By John Council
Originally published Dec. 31, 2015
Texas officials did not forbid the producers of a B-grade action movie from filming inside the Lone Star State but “merely opted not to subsidize the film with Texas taxpayer funds,” according to Judge Catharina Haynes.
In a ruling certain to disappoint those who want to film B-grade action movies in Texas on the cheap, the U.S. Court of Appeals for the Fifth Circuit has ruled that the producers of “Machete Kills” don’t have a First Amendment right to an incentive grant from the Texas Film Commission.
The background to the court’s ruling in Machete Productions v. Page is as follows.
“Machete Kills” is the sequel to “Machete,” an over-the-top action movie by Texas filmmaker Robert Rodriguez about the exploits of a renegade ex-Mexican Federal assassin portrayed by actor Danny Trejo.
Machete Productions, the film company that produced “Machete Kills,” sought a grant from the Texas Film Commission, whose aimed is to lure filmmakers to the Lone Star State to boost both jobs and tourism.
In 2009, producers of the original “Machete” film had tried to get a grant from the commission, but were denied after a political controversy broke out over their application. The commission denied the grant due to the film’s “inappropriate content” that allegedly portrays “Texas or Texans in a negative fashion.” (In “Machete,” the protagonist is offered $150,000 to kill a corrupt Texas state senator, among other plot points.)
Machete Productions tried again to get a grant from the commission for the sequel. But they were told by then-Gov. Rick Perry’s general counsel David Morales, who was leading the film commission at the time, that the movie would never receive a grant due to its perceived political nature and content. Morales was later replaced as head of the commission by Heather Page, who also denied the grant.
“Machete Kills” was filmed in Texas anyway. But Machete Productions later sued Morales and Page, claiming their denials of the grant was a violation of the company’s free speech rights under both the U.S. and Texas Constitutions.
A trial court dismissed the claims for lack of subject matter jurisdiction and failure to state a claim. The film company appealed to the Fifth Circuit.
And in her Dec. 28 decision, Judge Catharina Haynes wrote that the trial court was correct to dismiss the film company’s First Amendment claims.

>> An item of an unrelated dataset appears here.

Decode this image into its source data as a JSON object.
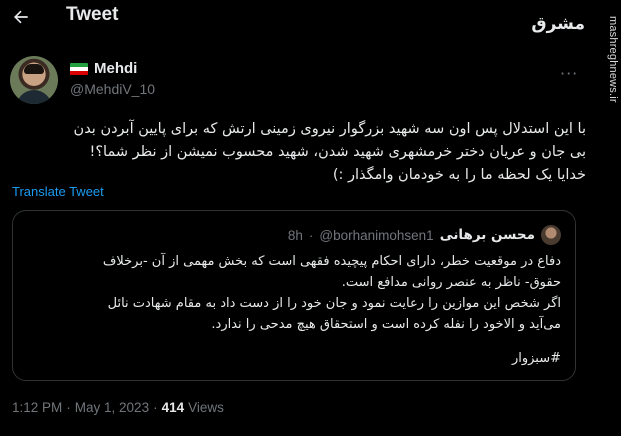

“Here, Morales did not forbid Machete from filming, producing or releasing Machete Kills, but merely opted not to subsidize the film with Texas taxpayer funds,” Haynes wrote. “Accordingly, the district court did not err in dismissing this claim on the pleadings.”